Requirement:
Please return every record exactly as it appears.

* * *

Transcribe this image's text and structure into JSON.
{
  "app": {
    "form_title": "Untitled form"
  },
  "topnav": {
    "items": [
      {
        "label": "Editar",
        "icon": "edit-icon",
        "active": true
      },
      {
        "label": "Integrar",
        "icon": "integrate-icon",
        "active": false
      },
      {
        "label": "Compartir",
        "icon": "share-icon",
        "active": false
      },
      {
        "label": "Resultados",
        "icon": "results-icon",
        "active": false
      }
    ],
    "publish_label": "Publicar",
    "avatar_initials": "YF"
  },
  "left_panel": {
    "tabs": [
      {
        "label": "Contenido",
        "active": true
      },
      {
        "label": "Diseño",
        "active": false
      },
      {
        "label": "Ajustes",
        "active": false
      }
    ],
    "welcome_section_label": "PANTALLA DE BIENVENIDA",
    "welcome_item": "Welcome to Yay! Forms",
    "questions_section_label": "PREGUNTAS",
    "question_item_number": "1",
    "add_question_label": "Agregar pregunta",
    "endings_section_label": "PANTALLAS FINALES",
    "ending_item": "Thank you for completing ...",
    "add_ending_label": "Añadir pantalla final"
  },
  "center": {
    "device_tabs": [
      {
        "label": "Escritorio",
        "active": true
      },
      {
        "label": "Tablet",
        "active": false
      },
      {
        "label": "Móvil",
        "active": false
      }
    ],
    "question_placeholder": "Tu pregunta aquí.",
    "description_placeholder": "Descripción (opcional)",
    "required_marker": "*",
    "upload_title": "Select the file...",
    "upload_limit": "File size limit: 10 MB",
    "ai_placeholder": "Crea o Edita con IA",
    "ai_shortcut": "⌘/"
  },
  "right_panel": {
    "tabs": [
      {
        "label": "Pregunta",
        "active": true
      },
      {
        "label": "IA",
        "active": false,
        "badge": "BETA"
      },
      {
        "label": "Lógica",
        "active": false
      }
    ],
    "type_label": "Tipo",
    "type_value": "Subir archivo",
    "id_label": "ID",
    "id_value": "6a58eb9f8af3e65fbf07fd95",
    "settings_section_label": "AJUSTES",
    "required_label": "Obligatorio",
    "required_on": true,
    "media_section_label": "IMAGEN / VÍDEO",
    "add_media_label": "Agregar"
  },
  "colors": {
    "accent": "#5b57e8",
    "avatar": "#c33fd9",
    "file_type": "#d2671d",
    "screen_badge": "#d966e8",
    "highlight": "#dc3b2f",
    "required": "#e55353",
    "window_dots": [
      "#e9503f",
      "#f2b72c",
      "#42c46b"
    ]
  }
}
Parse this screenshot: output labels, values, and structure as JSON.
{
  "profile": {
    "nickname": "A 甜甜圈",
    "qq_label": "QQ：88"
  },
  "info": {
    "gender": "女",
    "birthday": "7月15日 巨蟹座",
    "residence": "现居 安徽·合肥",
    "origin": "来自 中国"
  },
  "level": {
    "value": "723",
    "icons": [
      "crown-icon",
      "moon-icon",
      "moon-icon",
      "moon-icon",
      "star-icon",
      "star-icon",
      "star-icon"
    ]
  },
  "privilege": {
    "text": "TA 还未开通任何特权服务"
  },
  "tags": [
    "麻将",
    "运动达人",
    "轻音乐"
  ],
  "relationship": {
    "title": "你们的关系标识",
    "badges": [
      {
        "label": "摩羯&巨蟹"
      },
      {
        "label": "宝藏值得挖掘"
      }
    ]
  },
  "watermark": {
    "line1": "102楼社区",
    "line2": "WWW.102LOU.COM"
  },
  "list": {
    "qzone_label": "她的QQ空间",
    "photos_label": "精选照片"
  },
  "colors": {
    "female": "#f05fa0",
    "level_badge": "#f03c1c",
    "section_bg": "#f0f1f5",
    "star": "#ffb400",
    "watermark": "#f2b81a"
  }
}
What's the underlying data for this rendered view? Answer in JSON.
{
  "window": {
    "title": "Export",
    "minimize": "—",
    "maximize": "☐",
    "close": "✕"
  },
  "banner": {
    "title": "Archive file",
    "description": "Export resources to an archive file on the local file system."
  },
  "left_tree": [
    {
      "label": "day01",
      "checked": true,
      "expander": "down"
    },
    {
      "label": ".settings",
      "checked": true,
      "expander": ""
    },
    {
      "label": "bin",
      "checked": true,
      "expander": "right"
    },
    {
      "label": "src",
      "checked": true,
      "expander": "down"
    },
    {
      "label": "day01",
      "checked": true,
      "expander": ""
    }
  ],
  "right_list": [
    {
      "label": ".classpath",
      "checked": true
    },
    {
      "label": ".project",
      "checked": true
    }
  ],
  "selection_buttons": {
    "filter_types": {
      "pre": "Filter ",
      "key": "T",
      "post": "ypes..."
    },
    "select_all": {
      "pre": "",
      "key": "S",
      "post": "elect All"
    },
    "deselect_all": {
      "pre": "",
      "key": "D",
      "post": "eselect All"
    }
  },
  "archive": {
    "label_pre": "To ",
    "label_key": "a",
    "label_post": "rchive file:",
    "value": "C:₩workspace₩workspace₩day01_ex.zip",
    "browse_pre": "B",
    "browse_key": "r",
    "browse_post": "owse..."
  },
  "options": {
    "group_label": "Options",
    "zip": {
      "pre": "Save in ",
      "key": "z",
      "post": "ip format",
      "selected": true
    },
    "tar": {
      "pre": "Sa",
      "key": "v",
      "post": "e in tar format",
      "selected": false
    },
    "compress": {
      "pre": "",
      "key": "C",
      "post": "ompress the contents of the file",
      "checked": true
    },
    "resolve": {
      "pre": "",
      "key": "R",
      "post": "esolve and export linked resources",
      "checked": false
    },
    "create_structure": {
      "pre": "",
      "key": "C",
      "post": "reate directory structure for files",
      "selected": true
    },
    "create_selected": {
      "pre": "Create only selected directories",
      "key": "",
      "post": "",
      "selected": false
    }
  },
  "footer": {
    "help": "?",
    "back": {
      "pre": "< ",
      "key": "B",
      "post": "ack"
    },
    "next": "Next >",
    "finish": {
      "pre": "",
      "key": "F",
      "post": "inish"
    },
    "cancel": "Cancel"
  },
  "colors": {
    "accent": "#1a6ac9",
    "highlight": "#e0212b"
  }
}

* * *

Written solution:
Transcribe this image's text and structure into JSON.
{
  "app": {
    "form_title": "Untitled form"
  },
  "topnav": {
    "items": [
      {
        "label": "Editar",
        "icon": "edit-icon",
        "active": true
      },
      {
        "label": "Integrar",
        "icon": "integrate-icon",
        "active": false
      },
      {
        "label": "Compartir",
        "icon": "share-icon",
        "active": false
      },
      {
        "label": "Resultados",
        "icon": "results-icon",
        "active": false
      }
    ],
    "publish_label": "Publicar",
    "avatar_initials": "YF"
  },
  "left_panel": {
    "tabs": [
      {
        "label": "Contenido",
        "active": true
      },
      {
        "label": "Diseño",
        "active": false
      },
      {
        "label": "Ajustes",
        "active": false
      }
    ],
    "welcome_section_label": "PANTALLA DE BIENVENIDA",
    "welcome_item": "Welcome to Yay! Forms",
    "questions_section_label": "PREGUNTAS",
    "question_item_number": "1",
    "add_question_label": "Agregar pregunta",
    "endings_section_label": "PANTALLAS FINALES",
    "ending_item": "Thank you for completing ...",
    "add_ending_label": "Añadir pantalla final"
  },
  "center": {
    "device_tabs": [
      {
        "label": "Escritorio",
        "active": true
      },
      {
        "label": "Tablet",
        "active": false
      },
      {
        "label": "Móvil",
        "active": false
      }
    ],
    "question_placeholder": "Tu pregunta aquí.",
    "description_placeholder": "Descripción (opcional)",
    "required_marker": "*",
    "upload_title": "Select the file...",
    "upload_limit": "File size limit: 10 MB",
    "ai_placeholder": "Crea o Edita con IA",
    "ai_shortcut": "⌘/"
  },
  "right_panel": {
    "tabs": [
      {
        "label": "Pregunta",
        "active": true
      },
      {
        "label": "IA",
        "active": false,
        "badge": "BETA"
      },
      {
        "label": "Lógica",
        "active": false
      }
    ],
    "type_label": "Tipo",
    "type_value": "Subir archivo",
    "id_label": "ID",
    "id_value": "6a58eb9f8af3e65fbf07fd95",
    "settings_section_label": "AJUSTES",
    "required_label": "Obligatorio",
    "required_on": true,
    "media_section_label": "IMAGEN / VÍDEO",
    "add_media_label": "Agregar"
  },
  "colors": {
    "accent": "#5b57e8",
    "avatar": "#c33fd9",
    "file_type": "#d2671d",
    "screen_badge": "#d966e8",
    "highlight": "#dc3b2f",
    "required": "#e55353",
    "window_dots": [
      "#e9503f",
      "#f2b72c",
      "#42c46b"
    ]
  }
}
Parse this screenshot: output labels, values, and structure as JSON.
{
  "profile": {
    "nickname": "A 甜甜圈",
    "qq_label": "QQ：88"
  },
  "info": {
    "gender": "女",
    "birthday": "7月15日 巨蟹座",
    "residence": "现居 安徽·合肥",
    "origin": "来自 中国"
  },
  "level": {
    "value": "723",
    "icons": [
      "crown-icon",
      "moon-icon",
      "moon-icon",
      "moon-icon",
      "star-icon",
      "star-icon",
      "star-icon"
    ]
  },
  "privilege": {
    "text": "TA 还未开通任何特权服务"
  },
  "tags": [
    "麻将",
    "运动达人",
    "轻音乐"
  ],
  "relationship": {
    "title": "你们的关系标识",
    "badges": [
      {
        "label": "摩羯&巨蟹"
      },
      {
        "label": "宝藏值得挖掘"
      }
    ]
  },
  "watermark": {
    "line1": "102楼社区",
    "line2": "WWW.102LOU.COM"
  },
  "list": {
    "qzone_label": "她的QQ空间",
    "photos_label": "精选照片"
  },
  "colors": {
    "female": "#f05fa0",
    "level_badge": "#f03c1c",
    "section_bg": "#f0f1f5",
    "star": "#ffb400",
    "watermark": "#f2b81a"
  }
}
What's the underlying data for this rendered view? Answer in JSON.
{
  "window": {
    "title": "Export",
    "minimize": "—",
    "maximize": "☐",
    "close": "✕"
  },
  "banner": {
    "title": "Archive file",
    "description": "Export resources to an archive file on the local file system."
  },
  "left_tree": [
    {
      "label": "day01",
      "checked": true,
      "expander": "down"
    },
    {
      "label": ".settings",
      "checked": true,
      "expander": ""
    },
    {
      "label": "bin",
      "checked": true,
      "expander": "right"
    },
    {
      "label": "src",
      "checked": true,
      "expander": "down"
    },
    {
      "label": "day01",
      "checked": true,
      "expander": ""
    }
  ],
  "right_list": [
    {
      "label": ".classpath",
      "checked": true
    },
    {
      "label": ".project",
      "checked": true
    }
  ],
  "selection_buttons": {
    "filter_types": {
      "pre": "Filter ",
      "key": "T",
      "post": "ypes..."
    },
    "select_all": {
      "pre": "",
      "key": "S",
      "post": "elect All"
    },
    "deselect_all": {
      "pre": "",
      "key": "D",
      "post": "eselect All"
    }
  },
  "archive": {
    "label_pre": "To ",
    "label_key": "a",
    "label_post": "rchive file:",
    "value": "C:₩workspace₩workspace₩day01_ex.zip",
    "browse_pre": "B",
    "browse_key": "r",
    "browse_post": "owse..."
  },
  "options": {
    "group_label": "Options",
    "zip": {
      "pre": "Save in ",
      "key": "z",
      "post": "ip format",
      "selected": true
    },
    "tar": {
      "pre": "Sa",
      "key": "v",
      "post": "e in tar format",
      "selected": false
    },
    "compress": {
      "pre": "",
      "key": "C",
      "post": "ompress the contents of the file",
      "checked": true
    },
    "resolve": {
      "pre": "",
      "key": "R",
      "post": "esolve and export linked resources",
      "checked": false
    },
    "create_structure": {
      "pre": "",
      "key": "C",
      "post": "reate directory structure for files",
      "selected": true
    },
    "create_selected": {
      "pre": "Create only selected directories",
      "key": "",
      "post": "",
      "selected": false
    }
  },
  "footer": {
    "help": "?",
    "back": {
      "pre": "< ",
      "key": "B",
      "post": "ack"
    },
    "next": "Next >",
    "finish": {
      "pre": "",
      "key": "F",
      "post": "inish"
    },
    "cancel": "Cancel"
  },
  "colors": {
    "accent": "#1a6ac9",
    "highlight": "#e0212b"
  }
}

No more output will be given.